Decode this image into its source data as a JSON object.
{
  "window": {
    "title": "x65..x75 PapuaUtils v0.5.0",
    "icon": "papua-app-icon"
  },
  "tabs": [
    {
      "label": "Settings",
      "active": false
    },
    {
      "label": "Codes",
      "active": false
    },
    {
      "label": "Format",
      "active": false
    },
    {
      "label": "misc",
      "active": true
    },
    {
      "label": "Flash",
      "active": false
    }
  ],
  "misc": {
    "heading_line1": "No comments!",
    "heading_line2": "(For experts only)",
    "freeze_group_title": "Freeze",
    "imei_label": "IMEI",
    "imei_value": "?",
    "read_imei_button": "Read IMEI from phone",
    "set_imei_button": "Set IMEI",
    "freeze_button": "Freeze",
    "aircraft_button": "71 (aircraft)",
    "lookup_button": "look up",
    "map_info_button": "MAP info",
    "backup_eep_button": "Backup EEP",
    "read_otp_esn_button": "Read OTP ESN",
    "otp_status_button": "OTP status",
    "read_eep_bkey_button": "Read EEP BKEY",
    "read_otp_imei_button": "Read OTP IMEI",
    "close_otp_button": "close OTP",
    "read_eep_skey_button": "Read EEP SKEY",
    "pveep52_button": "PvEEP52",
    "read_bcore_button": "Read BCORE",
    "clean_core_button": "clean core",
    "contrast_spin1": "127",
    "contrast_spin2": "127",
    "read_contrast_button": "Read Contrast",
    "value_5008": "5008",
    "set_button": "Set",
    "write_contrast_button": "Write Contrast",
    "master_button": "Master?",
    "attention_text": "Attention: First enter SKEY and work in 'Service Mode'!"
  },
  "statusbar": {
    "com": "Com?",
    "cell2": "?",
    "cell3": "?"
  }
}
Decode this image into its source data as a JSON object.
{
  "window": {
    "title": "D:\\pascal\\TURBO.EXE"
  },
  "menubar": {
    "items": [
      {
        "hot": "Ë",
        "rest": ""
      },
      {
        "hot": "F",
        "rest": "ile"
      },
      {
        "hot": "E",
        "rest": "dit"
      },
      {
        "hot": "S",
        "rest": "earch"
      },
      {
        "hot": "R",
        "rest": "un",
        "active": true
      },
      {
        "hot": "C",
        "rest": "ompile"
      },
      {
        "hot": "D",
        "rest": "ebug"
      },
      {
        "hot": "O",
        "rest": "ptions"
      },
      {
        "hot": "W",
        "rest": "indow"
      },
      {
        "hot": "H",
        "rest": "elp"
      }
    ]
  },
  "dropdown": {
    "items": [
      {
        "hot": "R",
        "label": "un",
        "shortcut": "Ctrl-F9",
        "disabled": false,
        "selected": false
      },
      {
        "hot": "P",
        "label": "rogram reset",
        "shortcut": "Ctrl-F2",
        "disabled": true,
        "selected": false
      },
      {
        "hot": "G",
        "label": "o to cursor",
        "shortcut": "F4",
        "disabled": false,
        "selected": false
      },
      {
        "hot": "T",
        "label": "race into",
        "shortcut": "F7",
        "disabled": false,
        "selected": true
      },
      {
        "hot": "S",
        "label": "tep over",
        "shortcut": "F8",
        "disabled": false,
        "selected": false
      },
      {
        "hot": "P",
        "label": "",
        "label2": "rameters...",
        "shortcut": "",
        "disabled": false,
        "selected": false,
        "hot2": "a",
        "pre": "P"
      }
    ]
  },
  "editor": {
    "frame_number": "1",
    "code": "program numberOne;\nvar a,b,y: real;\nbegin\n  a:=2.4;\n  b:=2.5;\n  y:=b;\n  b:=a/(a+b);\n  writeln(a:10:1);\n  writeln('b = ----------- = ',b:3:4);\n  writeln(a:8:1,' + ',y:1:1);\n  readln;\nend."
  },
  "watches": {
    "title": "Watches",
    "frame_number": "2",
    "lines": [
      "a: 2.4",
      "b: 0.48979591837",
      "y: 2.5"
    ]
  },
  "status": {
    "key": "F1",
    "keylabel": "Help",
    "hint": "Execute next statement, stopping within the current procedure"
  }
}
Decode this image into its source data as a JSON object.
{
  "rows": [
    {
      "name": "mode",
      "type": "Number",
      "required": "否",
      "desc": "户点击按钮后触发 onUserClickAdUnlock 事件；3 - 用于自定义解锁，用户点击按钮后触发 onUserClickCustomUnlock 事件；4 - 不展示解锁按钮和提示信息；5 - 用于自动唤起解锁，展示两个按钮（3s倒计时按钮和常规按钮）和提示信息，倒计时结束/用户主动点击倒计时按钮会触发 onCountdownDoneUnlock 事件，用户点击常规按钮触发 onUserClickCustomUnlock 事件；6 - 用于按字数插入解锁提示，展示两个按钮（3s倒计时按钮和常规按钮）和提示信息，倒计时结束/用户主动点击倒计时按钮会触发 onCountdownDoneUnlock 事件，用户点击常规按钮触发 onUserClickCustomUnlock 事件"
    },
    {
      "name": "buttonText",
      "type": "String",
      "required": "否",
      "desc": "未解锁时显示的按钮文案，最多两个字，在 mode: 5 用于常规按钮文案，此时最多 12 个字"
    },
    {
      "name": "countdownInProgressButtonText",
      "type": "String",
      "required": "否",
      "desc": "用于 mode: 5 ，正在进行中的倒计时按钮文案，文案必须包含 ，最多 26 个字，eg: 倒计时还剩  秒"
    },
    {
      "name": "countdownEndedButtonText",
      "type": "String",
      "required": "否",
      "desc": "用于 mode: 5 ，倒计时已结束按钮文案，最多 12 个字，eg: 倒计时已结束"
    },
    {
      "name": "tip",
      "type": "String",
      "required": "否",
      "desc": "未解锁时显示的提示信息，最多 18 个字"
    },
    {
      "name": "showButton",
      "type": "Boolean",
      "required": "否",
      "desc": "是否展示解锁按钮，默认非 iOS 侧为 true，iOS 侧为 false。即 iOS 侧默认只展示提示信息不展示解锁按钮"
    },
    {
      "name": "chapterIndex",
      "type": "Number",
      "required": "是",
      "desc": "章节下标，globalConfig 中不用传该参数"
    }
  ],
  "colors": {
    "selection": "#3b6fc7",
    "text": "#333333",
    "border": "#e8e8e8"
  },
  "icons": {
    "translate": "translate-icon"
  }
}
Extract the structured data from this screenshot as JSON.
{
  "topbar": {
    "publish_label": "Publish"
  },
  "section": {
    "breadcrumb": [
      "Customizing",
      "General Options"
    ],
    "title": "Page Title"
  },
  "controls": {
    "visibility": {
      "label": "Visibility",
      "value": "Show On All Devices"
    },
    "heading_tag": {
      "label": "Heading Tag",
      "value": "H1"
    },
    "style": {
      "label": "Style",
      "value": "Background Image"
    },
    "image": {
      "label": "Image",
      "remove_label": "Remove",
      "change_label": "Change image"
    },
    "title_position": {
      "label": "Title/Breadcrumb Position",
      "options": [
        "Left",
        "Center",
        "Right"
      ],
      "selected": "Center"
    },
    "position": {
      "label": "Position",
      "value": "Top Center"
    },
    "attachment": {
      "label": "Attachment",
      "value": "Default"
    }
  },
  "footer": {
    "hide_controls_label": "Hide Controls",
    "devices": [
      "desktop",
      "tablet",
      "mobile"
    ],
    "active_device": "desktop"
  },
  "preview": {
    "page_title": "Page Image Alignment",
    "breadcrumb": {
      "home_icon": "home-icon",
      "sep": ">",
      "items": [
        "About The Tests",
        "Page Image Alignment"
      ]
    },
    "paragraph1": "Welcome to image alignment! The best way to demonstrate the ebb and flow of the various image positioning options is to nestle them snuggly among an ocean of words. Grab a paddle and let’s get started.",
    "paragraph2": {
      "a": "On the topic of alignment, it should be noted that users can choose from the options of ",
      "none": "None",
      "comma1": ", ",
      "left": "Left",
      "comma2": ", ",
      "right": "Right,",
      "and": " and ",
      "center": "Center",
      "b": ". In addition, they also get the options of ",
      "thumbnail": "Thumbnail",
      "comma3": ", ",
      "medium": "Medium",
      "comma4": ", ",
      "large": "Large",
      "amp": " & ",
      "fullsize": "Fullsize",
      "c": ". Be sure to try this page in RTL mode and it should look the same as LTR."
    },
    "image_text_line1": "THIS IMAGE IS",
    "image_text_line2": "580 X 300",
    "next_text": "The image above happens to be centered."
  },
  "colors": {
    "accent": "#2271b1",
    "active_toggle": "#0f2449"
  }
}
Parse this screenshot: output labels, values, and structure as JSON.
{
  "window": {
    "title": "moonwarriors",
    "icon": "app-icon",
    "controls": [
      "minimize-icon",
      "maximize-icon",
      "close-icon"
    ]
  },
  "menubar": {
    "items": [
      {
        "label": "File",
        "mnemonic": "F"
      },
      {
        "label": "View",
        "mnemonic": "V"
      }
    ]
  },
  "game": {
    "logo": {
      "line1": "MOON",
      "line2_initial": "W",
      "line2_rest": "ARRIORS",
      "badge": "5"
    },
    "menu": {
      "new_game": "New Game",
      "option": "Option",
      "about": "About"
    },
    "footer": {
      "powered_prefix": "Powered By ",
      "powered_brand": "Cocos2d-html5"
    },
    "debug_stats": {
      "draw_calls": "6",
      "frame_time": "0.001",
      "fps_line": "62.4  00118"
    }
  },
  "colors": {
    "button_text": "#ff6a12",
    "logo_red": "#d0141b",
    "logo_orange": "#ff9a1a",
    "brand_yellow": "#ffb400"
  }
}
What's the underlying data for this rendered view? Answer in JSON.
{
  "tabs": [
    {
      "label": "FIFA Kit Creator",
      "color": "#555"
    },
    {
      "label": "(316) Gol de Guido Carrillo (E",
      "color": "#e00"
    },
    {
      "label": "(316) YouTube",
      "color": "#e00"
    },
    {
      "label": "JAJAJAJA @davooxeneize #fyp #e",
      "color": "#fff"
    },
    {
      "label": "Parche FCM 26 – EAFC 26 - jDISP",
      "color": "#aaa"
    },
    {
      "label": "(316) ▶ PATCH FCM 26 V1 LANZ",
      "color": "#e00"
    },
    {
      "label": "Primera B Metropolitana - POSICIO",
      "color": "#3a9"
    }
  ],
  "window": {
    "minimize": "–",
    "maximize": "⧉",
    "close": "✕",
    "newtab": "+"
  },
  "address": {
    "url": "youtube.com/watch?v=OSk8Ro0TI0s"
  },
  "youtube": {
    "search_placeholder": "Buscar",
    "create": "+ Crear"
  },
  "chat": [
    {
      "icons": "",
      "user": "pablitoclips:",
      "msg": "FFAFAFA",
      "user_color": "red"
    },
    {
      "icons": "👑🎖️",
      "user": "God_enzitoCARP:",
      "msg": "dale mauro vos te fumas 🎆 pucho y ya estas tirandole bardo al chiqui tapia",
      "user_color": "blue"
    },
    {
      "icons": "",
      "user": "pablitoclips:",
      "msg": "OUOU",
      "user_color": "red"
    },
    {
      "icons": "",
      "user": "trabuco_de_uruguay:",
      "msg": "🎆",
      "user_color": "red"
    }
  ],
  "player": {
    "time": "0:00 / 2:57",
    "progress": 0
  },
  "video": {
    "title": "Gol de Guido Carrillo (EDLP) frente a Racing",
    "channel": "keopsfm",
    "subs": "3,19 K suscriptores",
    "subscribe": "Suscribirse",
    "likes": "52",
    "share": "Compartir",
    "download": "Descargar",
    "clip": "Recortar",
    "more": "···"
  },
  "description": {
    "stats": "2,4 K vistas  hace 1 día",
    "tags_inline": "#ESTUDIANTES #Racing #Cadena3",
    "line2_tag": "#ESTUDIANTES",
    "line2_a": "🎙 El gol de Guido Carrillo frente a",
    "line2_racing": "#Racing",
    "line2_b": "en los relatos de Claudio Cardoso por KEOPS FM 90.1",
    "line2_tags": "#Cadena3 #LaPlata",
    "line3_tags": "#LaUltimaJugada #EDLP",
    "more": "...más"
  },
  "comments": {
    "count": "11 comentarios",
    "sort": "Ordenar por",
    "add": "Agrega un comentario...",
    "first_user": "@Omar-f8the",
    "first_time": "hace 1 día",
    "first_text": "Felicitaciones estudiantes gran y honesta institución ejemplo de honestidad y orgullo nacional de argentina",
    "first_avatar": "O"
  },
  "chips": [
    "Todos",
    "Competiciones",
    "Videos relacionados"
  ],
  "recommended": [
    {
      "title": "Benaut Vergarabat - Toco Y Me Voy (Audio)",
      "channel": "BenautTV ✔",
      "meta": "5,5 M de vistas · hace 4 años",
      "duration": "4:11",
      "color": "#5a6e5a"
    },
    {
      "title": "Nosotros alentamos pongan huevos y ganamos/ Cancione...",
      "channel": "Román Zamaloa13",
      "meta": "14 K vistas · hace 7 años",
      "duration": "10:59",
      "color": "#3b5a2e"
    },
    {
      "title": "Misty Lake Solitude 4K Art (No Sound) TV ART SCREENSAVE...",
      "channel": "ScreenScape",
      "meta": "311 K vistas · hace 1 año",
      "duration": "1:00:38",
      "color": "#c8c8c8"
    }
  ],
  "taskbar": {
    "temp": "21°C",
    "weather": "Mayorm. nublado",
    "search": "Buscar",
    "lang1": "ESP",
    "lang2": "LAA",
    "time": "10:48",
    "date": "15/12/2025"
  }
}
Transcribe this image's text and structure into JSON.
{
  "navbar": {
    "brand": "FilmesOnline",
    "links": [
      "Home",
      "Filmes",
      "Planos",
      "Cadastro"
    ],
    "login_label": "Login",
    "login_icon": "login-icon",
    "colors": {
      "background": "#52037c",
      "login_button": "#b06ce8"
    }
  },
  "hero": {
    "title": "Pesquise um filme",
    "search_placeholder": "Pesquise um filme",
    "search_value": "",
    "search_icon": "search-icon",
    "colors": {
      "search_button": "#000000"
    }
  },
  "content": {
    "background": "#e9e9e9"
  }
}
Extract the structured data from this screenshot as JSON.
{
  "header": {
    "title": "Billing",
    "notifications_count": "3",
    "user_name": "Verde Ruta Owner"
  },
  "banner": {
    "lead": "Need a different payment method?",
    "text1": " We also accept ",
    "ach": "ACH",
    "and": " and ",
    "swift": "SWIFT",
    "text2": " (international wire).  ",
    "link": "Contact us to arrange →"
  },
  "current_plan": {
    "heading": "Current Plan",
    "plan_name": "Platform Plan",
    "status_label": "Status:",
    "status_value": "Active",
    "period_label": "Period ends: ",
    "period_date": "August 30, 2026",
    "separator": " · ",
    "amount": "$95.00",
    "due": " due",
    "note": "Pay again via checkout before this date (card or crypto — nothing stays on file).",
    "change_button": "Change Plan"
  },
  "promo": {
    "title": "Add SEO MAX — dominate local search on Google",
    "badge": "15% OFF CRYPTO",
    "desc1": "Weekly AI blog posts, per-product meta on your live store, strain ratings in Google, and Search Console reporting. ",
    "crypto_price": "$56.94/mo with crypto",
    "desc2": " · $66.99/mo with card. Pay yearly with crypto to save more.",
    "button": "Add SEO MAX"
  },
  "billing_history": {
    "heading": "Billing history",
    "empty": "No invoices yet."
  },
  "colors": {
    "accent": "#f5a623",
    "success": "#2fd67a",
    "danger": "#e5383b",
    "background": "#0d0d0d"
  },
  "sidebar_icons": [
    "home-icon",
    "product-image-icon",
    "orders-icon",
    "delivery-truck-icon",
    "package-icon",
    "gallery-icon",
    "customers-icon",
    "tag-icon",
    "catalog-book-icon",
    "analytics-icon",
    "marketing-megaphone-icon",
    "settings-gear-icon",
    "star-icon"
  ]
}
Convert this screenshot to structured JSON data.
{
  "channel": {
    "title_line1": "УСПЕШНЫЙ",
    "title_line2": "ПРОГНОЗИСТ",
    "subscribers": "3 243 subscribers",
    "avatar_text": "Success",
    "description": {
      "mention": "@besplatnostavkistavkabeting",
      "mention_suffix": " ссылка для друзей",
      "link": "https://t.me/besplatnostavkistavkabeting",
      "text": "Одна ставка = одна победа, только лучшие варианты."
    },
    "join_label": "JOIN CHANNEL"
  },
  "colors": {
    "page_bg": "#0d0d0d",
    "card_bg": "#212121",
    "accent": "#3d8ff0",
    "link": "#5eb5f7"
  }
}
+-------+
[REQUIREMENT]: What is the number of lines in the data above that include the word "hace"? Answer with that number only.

[RESPONSE BOX]: 5